The term transgender describes someone who identifies as a different gender to the sex they were assigned at birth. Other identities such as non-binary and gender fluid also fall into the same gender-diverse group. The process of ‘coming out’ means to disclose one’s identity to others; something that will usually occur multiple times over the course of their life.


Whilst it is legal to undergo transitioning and be out as trans in the UK, many in the community are still subjected to transphobia and discrimination. With increased scrutiny and discussion over recent times, trans women in particular often find themselves at the centre of debate in the media. According to Transgender Europe, 375 trans and gender-diverse individuals were killed in 2021. As well as a rise in deaths of 7% from 2020’s data, 96% of those murdered were trans women, reflecting the even greater stigma towards this part of the community. The situation appears to be similarly bleak in the workplace. A survey conducted by Totaljobs in 2021 found that of those surveyed, 65% of trans employees hide their identity at work; an increase of 52% since 2016. For this to be reduced, there are numerous ways employers can achieve this. Here, we detail some effective solutions:

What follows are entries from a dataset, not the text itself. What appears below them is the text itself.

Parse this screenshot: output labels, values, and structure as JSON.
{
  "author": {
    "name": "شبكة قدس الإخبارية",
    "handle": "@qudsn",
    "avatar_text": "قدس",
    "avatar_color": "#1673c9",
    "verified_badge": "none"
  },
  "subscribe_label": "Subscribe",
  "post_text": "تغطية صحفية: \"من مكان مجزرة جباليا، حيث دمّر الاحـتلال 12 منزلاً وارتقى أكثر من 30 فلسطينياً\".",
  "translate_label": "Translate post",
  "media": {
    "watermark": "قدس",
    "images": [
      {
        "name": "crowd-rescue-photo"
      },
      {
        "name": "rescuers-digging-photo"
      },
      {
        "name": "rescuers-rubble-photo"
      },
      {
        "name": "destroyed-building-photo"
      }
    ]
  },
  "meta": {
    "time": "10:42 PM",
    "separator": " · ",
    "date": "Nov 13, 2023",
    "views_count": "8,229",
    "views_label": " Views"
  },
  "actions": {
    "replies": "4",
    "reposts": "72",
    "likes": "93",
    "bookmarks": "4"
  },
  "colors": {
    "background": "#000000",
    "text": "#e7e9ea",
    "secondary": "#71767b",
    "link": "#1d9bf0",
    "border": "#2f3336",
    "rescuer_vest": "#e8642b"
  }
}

  • Organisations can benefit from taking part in both Equality, Diversity & Inclusion and trans awareness courses. These programmes can help to educate employees about being transgender and transphobia, from direct harassment to microaggressions.


  • Normalising the inclusion of pronouns in the workplace ensures that everyone feels safe to express themselves without fear of repercussion. This can be achieved by providing the option of pronouns on application forms, however this should not be compulsory as it may force people into a situation they are uncomfortable with. Additionally, pronouns can also be included in email signatures and on names during webinars.


  • Wellbeing support should be easily accessible, particularly for those going through the process of gender reassignment and/or suffering from gender dysphoria; often a catalyst for mental health problems.


  • Introduce gender neutral toilets into the workplace or allow trans members of staff to use whichever they’re most comfortable with. They should not be delegated to accessible toilets as this may lead to trans individuals feeling alienated.


  • Always address trans people by their name and use the correct pronouns. Never out an individual to those who are unaware of their situation. By doing so, you could be putting their safety at risk. Allow the individual to make that decision themselves.


Following the above points will ensure a trans-inclusive workplace and hopefully, contribute towards the fight for trans rights in general. Ultimately, the message is: be respectful.


Our Implementing Equality, Diversity and Inclusion online course, which takes a deep dive into the LGBTQ+ community is available to purchase here.


This article has been written by someone outside of the trans community. If any mistakes have been made, please don’t hesitate to get in touch!